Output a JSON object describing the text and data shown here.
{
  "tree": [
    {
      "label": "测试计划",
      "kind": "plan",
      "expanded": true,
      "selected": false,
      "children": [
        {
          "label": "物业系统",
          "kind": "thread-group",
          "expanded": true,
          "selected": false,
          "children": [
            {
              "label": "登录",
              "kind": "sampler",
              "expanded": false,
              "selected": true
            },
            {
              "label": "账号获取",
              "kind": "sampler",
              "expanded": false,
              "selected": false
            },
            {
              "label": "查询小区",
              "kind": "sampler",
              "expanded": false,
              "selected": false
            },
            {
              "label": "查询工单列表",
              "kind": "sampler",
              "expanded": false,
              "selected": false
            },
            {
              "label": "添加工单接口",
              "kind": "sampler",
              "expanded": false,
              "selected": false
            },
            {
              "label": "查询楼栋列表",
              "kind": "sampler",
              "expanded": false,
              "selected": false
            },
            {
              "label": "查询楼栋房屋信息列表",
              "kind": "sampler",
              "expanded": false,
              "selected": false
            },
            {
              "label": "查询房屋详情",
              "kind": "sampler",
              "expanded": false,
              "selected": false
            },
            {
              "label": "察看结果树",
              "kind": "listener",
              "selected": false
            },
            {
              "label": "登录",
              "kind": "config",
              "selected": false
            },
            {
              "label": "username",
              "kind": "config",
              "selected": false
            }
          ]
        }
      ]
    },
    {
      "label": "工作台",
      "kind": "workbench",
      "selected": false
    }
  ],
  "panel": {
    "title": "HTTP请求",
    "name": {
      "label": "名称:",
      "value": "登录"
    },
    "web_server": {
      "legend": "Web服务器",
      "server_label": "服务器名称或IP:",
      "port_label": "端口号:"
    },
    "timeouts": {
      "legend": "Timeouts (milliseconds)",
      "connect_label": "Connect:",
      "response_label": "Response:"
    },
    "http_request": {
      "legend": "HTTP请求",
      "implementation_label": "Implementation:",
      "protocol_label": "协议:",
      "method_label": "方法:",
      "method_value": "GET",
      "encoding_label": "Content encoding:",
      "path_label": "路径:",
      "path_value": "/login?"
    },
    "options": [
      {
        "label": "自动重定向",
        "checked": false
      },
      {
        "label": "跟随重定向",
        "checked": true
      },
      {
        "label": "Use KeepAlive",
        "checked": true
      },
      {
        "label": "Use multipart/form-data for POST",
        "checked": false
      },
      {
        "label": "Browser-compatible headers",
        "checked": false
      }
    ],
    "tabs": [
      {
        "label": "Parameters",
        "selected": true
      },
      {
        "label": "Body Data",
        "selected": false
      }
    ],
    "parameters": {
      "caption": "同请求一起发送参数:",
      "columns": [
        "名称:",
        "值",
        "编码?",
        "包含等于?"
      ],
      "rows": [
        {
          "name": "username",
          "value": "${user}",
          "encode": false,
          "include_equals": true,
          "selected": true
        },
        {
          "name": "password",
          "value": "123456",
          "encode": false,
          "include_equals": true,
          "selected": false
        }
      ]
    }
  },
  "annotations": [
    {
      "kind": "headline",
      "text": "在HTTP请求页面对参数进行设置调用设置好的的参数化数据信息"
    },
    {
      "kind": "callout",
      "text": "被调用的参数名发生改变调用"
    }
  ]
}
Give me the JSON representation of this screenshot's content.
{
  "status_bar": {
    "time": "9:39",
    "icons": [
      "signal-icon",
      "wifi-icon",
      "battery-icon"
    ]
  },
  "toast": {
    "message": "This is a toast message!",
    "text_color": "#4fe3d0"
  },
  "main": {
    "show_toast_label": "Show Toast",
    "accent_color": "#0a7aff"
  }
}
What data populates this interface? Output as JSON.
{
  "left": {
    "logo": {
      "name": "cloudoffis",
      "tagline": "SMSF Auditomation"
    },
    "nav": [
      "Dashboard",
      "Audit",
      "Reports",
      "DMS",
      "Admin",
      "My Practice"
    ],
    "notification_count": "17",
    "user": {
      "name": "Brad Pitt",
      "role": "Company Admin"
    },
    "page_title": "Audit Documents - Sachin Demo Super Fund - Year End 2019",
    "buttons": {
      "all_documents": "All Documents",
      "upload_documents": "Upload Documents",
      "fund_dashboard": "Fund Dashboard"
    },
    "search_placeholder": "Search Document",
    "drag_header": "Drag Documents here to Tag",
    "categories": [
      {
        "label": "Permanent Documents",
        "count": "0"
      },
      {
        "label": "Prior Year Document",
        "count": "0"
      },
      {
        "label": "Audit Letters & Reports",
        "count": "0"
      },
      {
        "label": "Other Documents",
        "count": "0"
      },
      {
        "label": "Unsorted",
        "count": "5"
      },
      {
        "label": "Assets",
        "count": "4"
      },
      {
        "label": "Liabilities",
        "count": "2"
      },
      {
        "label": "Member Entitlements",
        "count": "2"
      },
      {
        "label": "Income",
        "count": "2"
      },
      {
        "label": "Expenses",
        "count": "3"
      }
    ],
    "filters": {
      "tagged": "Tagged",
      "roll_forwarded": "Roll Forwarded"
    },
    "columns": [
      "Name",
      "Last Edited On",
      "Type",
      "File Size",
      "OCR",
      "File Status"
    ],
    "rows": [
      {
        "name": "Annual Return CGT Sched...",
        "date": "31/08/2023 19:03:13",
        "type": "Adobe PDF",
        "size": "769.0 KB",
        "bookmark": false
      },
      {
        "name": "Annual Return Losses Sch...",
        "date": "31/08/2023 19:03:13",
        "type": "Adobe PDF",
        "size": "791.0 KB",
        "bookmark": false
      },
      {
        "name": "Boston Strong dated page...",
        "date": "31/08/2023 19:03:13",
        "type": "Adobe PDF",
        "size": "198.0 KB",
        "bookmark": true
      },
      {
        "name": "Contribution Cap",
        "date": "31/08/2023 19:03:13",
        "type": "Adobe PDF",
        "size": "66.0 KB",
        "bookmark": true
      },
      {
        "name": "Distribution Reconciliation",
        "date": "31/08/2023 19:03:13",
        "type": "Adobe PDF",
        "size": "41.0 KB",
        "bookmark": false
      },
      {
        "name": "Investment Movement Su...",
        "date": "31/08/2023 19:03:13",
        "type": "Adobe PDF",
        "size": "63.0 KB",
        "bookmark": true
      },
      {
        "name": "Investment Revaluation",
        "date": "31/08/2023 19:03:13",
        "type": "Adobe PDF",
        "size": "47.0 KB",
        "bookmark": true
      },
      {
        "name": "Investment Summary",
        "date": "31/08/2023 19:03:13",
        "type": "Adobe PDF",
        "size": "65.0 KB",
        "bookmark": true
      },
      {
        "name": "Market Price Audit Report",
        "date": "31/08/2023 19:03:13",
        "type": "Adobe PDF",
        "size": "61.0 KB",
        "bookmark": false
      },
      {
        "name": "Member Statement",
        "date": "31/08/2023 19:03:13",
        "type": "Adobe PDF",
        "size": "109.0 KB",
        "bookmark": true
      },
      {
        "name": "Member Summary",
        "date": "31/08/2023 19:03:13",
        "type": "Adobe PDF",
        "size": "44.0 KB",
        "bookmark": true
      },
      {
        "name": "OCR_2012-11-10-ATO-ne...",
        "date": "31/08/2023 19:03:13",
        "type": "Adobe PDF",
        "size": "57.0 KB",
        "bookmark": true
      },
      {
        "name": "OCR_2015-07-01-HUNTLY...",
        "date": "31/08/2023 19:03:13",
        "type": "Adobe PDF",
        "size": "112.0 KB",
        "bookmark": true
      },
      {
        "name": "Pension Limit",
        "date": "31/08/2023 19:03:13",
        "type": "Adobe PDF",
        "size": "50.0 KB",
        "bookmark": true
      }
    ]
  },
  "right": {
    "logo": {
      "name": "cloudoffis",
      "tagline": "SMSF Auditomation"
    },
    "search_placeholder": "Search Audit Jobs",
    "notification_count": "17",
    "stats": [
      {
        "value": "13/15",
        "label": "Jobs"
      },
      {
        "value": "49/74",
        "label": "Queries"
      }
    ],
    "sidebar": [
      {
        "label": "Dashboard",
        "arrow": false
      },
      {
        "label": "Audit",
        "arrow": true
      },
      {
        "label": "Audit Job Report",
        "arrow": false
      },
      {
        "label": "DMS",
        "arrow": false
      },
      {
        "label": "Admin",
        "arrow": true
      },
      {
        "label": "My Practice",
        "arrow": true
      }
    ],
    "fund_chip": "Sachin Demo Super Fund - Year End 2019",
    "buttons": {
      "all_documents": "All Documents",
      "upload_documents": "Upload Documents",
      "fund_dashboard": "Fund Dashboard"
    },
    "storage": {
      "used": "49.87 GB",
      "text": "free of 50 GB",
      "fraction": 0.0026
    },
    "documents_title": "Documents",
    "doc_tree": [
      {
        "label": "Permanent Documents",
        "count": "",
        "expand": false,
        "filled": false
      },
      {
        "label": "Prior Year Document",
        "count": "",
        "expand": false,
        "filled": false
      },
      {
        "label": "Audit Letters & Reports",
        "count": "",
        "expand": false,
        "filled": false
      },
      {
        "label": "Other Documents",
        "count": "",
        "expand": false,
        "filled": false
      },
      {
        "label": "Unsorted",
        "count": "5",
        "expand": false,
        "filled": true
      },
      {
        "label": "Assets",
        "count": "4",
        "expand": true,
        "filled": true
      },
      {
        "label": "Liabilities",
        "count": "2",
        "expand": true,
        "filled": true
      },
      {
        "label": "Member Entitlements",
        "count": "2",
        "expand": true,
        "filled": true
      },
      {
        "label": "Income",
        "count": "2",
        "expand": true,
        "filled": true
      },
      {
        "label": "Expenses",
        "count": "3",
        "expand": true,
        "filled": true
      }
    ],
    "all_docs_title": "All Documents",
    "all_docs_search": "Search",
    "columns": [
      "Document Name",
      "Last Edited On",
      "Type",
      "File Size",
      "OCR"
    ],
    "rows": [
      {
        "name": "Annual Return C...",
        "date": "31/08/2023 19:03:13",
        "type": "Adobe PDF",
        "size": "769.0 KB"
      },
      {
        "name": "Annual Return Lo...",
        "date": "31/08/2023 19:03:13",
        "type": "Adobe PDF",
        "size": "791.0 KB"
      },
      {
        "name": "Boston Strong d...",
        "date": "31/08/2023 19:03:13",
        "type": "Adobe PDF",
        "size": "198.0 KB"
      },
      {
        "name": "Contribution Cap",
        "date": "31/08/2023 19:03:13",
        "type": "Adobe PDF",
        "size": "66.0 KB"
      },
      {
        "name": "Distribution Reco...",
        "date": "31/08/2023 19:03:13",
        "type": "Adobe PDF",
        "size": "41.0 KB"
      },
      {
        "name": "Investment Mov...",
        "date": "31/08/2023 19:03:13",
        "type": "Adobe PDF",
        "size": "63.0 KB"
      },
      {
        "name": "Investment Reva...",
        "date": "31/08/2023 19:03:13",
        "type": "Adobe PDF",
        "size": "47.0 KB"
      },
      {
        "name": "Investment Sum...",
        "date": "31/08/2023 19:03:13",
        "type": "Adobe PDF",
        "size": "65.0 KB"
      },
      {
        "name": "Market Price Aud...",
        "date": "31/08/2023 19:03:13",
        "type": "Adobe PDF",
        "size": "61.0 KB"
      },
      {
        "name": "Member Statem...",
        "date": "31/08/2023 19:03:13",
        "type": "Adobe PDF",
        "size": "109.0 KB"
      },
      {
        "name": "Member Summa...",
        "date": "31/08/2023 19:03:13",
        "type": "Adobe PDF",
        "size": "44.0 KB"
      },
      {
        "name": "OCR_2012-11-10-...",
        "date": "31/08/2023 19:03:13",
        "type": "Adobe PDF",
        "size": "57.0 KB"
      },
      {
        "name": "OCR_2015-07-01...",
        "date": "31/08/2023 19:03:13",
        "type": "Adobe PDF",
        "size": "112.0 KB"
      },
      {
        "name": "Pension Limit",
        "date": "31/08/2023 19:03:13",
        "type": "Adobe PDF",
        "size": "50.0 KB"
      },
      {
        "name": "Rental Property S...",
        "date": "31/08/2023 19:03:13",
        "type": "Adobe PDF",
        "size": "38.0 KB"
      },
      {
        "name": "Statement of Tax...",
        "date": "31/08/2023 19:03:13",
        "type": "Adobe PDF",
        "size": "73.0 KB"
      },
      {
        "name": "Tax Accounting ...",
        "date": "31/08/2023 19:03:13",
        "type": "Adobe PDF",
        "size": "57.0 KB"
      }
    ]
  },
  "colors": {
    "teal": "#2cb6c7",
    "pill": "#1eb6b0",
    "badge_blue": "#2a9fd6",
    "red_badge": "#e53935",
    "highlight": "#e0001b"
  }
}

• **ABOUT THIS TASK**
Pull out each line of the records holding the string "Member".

• **TASK RESULT**
        "label": "Member Entitlements",
        "name": "Member Statement",
        "name": "Member Summary",
        "label": "Member Entitlements",
        "name": "Member Statem...",
        "name": "Member Summa...",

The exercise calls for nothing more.